Spines of the dorsal, pelvic and anal fins of black scorpionfish have venom glands at their bases. The venomous spines cause an intense pain and throbbing to people stung by it. Treatment is to immerse the affected area in water heated to tolerance level and to disinfect the afflicted area.

This species is also known as the small-scaled scorpionfish (D. Herdson, pers. comm.)

Listed by

- none -


  1. FishBase, 2000. FishBase. A global information system on fishes. [On-line], 2001-05-03

  2. Howson, C.M. & Picton, B.E., 1997. The species directory of the marine fauna and flora of the British Isles and surrounding seas. Belfast: Ulster Museum. [Ulster Museum publication, no. 276.]

  3. JNCC (Joint Nature Conservation Committee), 1999. Marine Environment Resource Mapping And Information Database (MERMAID): Marine Nature Conservation Review Survey Database. [on-line]

  4. MarLIN (Marine Life Information Network), 2005. SEArchable BEnthic Data (SEABED) Map [on-line]. Data Access Sub-programme, Marine Life Information Network for Britian and Ireland,

  5. Wheeler, A., 1969. The fishes of the British Isles and north-west Europe. London: Macmillan.

  6. Whitehead, P.J.P., Bauchot, M.-L., Hureau, J.-C., Nielson, J. & Tortonese, E. 1986. Fishes of the North-eastern Atlantic and the Mediterranean. Vol. I, II & III. Paris: United Nations Educational, Scientific and Cultural Organisation (UNESCO).


  1. National Trust, 2017. National Trust Species Records. Occurrence dataset: accessed via on 2018-10-01.

  2. NBN (National Biodiversity Network) Atlas. Available from:

  3. OBIS (Ocean Biodiversity Information System),  2024. Global map of species distribution using gridded data. Available from: Ocean Biogeographic Information System. Accessed: 2024-07-14

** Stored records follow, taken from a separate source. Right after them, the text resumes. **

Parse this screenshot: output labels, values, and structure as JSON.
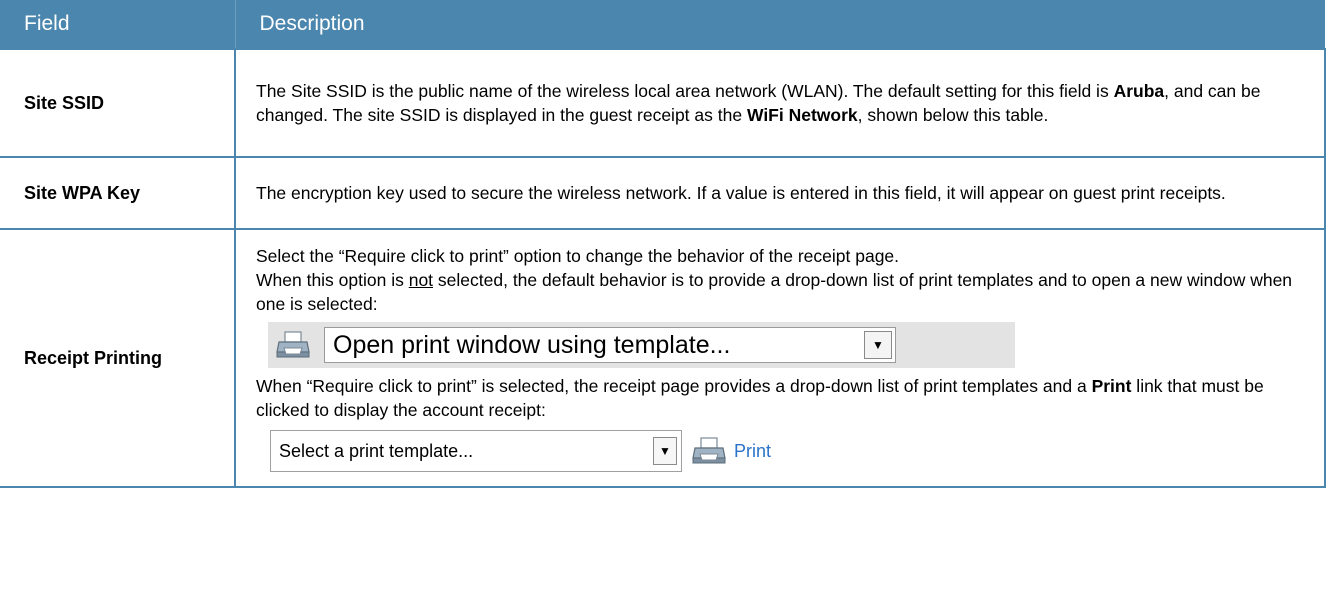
{
  "header": {
    "field": "Field",
    "description": "Description"
  },
  "rows": [
    {
      "field": "Site SSID",
      "desc": {
        "t1": "The Site SSID is the public name of the wireless local area network (WLAN). The default setting for this field is ",
        "b1": "Aruba",
        "t2": ", and can be changed. The site SSID is displayed in the guest receipt as the ",
        "b2": "WiFi Network",
        "t3": ", shown below this table."
      }
    },
    {
      "field": "Site WPA Key",
      "desc": {
        "t1": "The encryption key used to secure the wireless network. If a value is entered in this field, it will appear on guest print receipts."
      }
    },
    {
      "field": "Receipt Printing",
      "desc": {
        "p1": "Select the “Require click to print” option to change the behavior of the receipt page.",
        "p2a": "When this option is ",
        "p2u": "not",
        "p2b": " selected, the default behavior is to provide a drop-down list of print templates and to open a new window when one is selected:",
        "select1": "Open print window using template...",
        "p3a": "When “Require click to print” is selected, the receipt page provides a drop-down list of print templates and a ",
        "p3b": "Print",
        "p3c": " link that must be clicked to display the account receipt:",
        "select2": "Select a print template...",
        "print_link": "Print"
      }
    }
  ],
  "icons": {
    "printer": "printer-icon",
    "dropdown": "chevron-down-icon"
  },
  "colors": {
    "header_bg": "#4a86ae",
    "border": "#4a86ae",
    "link": "#2a73c9"
  }
}
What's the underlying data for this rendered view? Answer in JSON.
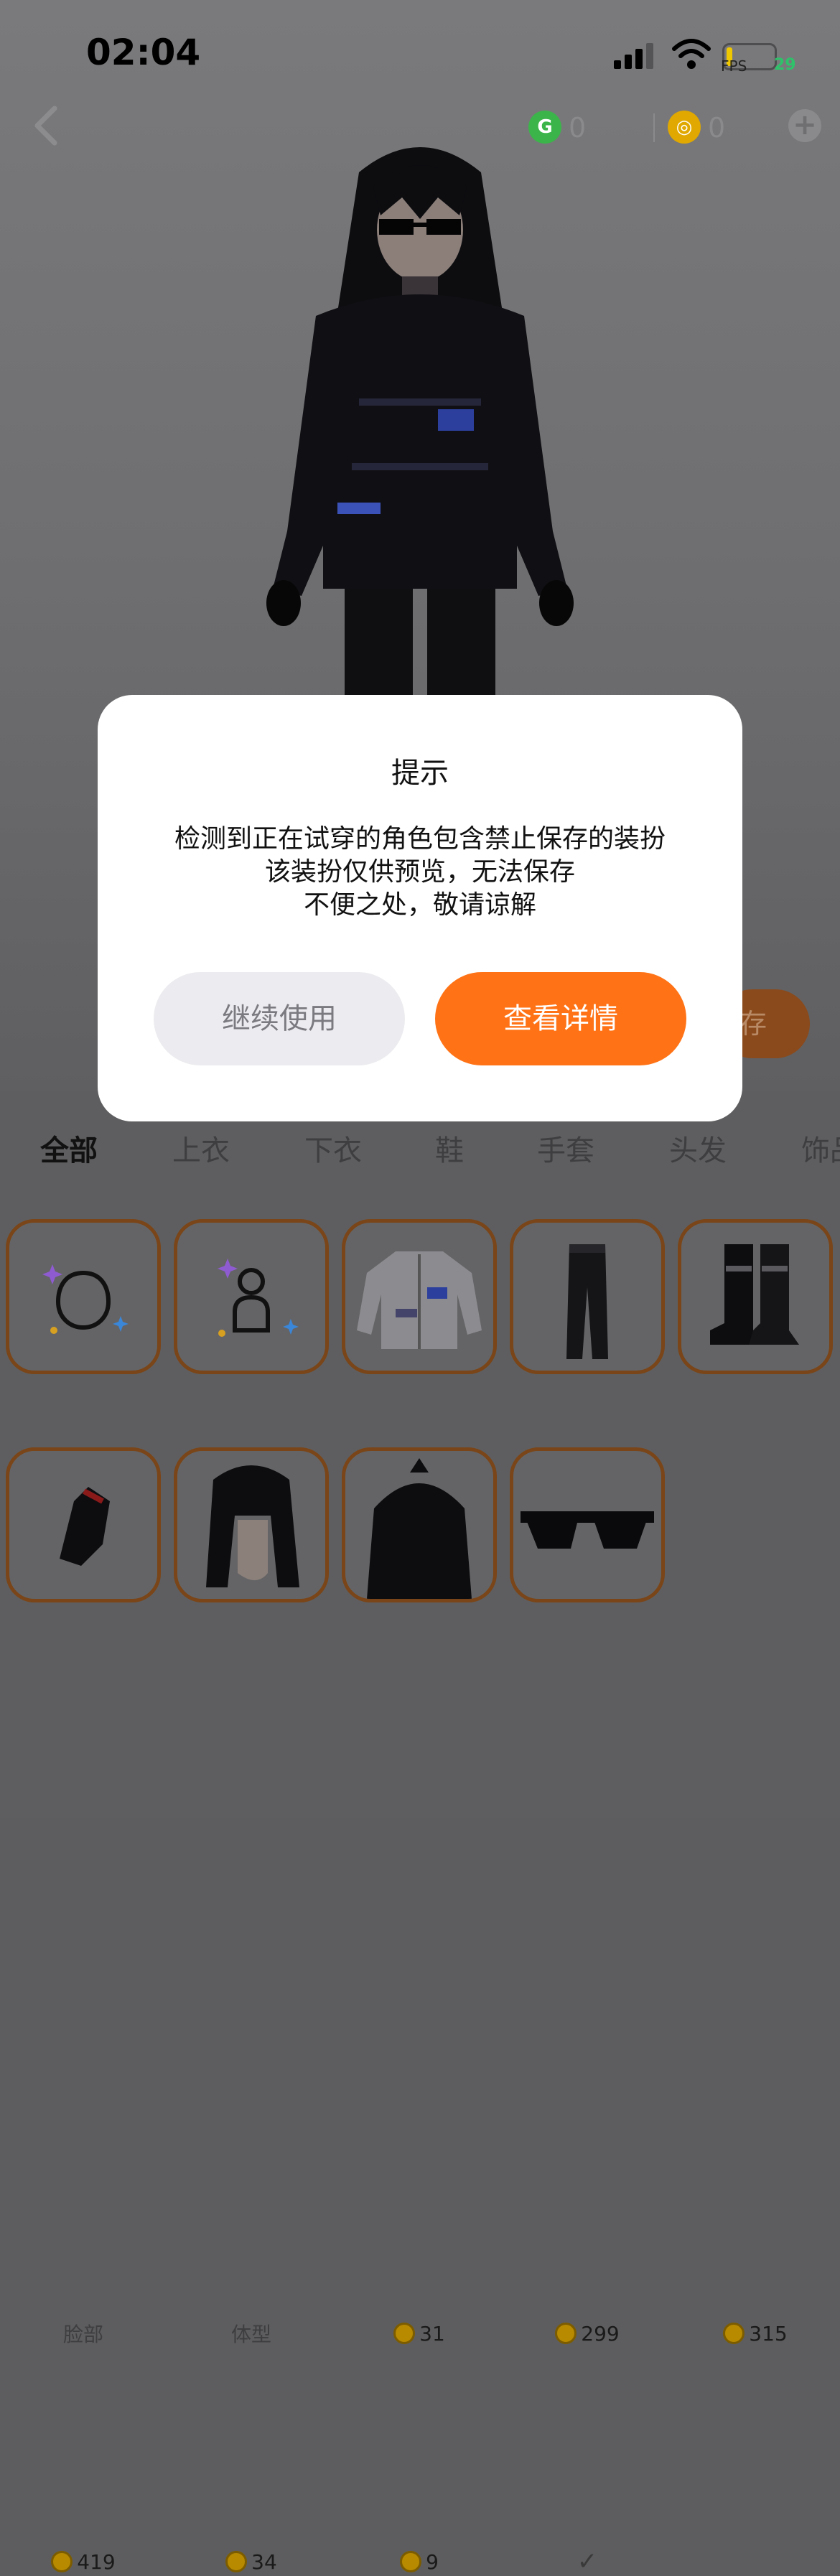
{
  "status_bar": {
    "time": "02:04",
    "fps_label": "FPS",
    "fps_value": "29"
  },
  "header": {
    "g_currency_amount": "0",
    "coin_currency_amount": "0"
  },
  "save_button_label": "存",
  "tabs": [
    "全部",
    "上衣",
    "下衣",
    "鞋",
    "手套",
    "头发",
    "饰品"
  ],
  "active_tab": "全部",
  "items": [
    {
      "name": "face",
      "label": "脸部",
      "price": null
    },
    {
      "name": "body-type",
      "label": "体型",
      "price": null
    },
    {
      "name": "jacket",
      "label": null,
      "price": "31"
    },
    {
      "name": "pants",
      "label": null,
      "price": "299"
    },
    {
      "name": "boots",
      "label": null,
      "price": "315"
    },
    {
      "name": "gloves",
      "label": null,
      "price": "419"
    },
    {
      "name": "hair-long",
      "label": null,
      "price": "34"
    },
    {
      "name": "hair-short",
      "label": null,
      "price": "9"
    },
    {
      "name": "sunglasses",
      "label": null,
      "price": null,
      "owned": true
    }
  ],
  "dialog": {
    "title": "提示",
    "line1": "检测到正在试穿的角色包含禁止保存的装扮",
    "line2": "该装扮仅供预览，无法保存",
    "line3": "不便之处，敬请谅解",
    "continue_label": "继续使用",
    "detail_label": "查看详情"
  },
  "colors": {
    "accent": "#ff7316",
    "dialog_bg": "#ffffff",
    "secondary_button": "#ececf0"
  }
}
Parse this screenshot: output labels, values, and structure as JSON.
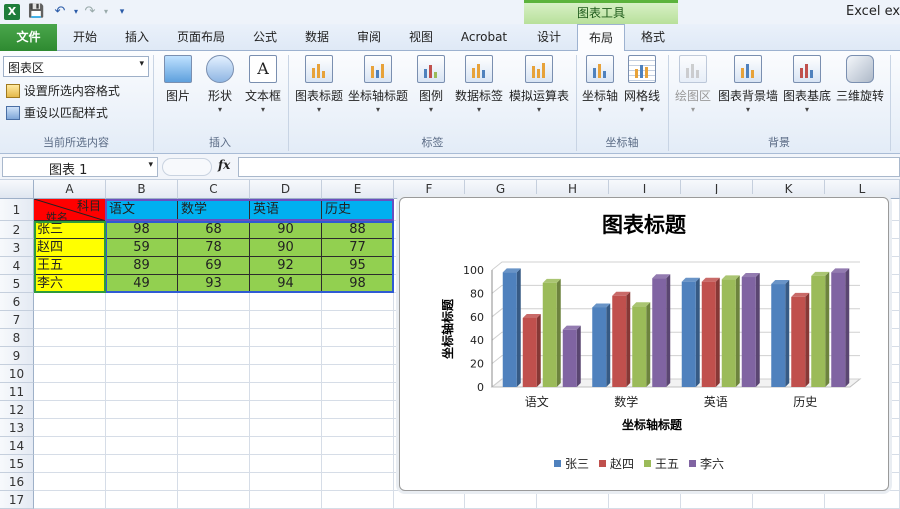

This review can be cited as:

Reeve, A. 2007. Scorpaena porcus Black scorpionfish. In Tyler-Walters H. and Hiscock K. Marine Life Information Network: Biology and Sensitivity Key Information Reviews, [on-line]. Plymouth: Marine Biological Association of the United Kingdom. [cited 14-07-2024]. Available from:

Last Updated: 02/01/2007